The end result of a lack of nutrition, Sears said, is stunted antler growth. He also predicts lean body weights, especially early in the season. “If the live oak acorn crop doesn’t yield, body weight can continue to be below average throughout the season,” she said.
Acorns are a favorite food for deer, squirrels and other critters, but this year’s acorn crop, again thanks to the drought, is below normal. “Acorns provide a carbohydrate-rich diet for deer so they can store fat reserves to use over the winter,” Sears said. “Unfortunately, I’m not seeing a lot of live oak production again this year.”
He notes that subnormal antler growth and body mass pertain primarily to free-range deer populations, noting that under high-enclosure and managed conditions, protein deficiency can be compensated with supplemental feeding.

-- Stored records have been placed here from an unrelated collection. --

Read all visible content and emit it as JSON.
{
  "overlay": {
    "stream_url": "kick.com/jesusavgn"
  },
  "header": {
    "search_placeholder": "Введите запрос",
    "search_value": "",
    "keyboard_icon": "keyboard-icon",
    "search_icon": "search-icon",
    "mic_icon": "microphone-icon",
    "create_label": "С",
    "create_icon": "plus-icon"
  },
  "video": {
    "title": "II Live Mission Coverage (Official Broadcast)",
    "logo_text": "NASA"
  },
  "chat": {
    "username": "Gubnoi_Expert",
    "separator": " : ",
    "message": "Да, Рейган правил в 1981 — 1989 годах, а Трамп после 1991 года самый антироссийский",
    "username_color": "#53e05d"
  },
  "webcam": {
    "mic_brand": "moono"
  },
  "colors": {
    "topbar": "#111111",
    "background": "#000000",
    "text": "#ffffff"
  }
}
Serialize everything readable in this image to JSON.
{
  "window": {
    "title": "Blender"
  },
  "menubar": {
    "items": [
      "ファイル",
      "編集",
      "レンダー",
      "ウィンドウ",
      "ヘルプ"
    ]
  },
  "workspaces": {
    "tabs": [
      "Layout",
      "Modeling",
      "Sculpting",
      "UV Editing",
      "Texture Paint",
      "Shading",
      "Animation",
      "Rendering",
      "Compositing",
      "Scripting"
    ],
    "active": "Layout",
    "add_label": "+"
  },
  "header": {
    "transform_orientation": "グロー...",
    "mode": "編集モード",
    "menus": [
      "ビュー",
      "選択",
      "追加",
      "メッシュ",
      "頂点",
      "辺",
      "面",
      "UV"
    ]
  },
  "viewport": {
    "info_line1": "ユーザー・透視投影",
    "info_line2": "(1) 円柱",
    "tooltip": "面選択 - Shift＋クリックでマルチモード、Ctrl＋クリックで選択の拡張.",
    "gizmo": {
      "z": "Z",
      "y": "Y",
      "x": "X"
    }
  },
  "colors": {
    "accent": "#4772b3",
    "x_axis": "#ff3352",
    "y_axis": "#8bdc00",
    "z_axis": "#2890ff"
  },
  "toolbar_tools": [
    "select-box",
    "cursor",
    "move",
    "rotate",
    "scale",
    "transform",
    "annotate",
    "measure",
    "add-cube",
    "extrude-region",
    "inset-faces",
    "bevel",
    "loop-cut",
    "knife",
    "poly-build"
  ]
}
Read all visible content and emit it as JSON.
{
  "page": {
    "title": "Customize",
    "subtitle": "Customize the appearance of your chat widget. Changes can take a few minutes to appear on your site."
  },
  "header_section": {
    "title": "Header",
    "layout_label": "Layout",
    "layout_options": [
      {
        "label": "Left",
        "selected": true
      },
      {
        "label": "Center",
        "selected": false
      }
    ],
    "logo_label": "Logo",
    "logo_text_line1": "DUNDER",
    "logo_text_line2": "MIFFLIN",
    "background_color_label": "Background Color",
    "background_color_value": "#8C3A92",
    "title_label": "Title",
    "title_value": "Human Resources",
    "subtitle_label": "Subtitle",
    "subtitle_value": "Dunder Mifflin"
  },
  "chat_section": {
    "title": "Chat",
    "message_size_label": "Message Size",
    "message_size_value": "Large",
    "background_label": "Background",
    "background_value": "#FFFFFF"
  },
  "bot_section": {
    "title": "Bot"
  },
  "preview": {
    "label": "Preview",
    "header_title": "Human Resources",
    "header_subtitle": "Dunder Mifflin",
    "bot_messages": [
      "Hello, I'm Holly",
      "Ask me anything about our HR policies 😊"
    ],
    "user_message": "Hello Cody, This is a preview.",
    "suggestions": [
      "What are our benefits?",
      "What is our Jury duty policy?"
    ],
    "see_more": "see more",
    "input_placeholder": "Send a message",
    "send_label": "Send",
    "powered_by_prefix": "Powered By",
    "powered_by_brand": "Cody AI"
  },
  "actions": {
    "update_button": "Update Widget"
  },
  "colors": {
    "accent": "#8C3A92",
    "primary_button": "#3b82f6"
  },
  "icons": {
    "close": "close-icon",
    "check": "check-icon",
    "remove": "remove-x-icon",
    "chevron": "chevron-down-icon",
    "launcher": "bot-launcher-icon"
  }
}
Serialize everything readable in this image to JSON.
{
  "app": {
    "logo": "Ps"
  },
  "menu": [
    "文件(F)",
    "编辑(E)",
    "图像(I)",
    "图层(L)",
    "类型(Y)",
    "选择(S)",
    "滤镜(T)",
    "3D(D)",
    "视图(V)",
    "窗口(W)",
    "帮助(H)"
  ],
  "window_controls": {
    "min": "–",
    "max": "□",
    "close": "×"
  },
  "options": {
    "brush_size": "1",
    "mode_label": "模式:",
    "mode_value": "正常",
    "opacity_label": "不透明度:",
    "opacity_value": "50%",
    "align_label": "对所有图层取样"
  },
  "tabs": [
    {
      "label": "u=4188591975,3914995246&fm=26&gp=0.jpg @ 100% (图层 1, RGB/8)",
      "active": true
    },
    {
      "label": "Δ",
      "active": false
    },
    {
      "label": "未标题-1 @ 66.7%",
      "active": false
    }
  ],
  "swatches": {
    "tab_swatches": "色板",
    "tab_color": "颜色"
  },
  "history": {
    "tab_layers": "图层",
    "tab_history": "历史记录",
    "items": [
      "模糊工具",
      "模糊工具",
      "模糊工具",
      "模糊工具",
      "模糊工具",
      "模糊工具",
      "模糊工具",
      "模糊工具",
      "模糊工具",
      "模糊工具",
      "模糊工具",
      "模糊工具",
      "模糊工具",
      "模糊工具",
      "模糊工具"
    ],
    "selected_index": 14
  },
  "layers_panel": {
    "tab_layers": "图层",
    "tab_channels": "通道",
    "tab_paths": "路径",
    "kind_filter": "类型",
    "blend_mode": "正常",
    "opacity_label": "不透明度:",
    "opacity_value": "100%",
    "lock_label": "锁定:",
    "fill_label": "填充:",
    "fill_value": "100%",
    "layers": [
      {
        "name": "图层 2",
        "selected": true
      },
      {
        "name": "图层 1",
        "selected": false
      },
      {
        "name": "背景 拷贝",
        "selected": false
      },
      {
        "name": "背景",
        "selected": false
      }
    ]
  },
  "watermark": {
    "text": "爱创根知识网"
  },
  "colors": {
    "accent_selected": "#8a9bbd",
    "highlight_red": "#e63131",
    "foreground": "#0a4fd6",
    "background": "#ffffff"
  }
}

When it comes to deer, rain is the key to having a healthy herd. A drought not only has a negative impact on physical growth, but also affects offspring production. The good news for early season hunters is that feeders will be in high demand from hungry deer. There are an estimated 5.4 million white-tailed deer in Texas and last year’s harvest was nearly 830,000.
Rain? That rain?
The recent rains were like spitting on fire. It was enough to green up the gardens, but the rain hasn’t been substantial enough to do what we really need: raise lake and stream levels. Lake Waco is currently about 10 feet below normal, and the rivers and streams that flow into it have been reduced to trickle flows and stagnant puddles.
Forecasters predict that central Texas will experience higher-than-normal temperatures and lower-than-normal precipitation through the end of the month. There is not even relief in sight from the tropics and we are in the peak of the hurricane season. But the rain will return, the levels will normalize and this brutal summer will go from misery to memory.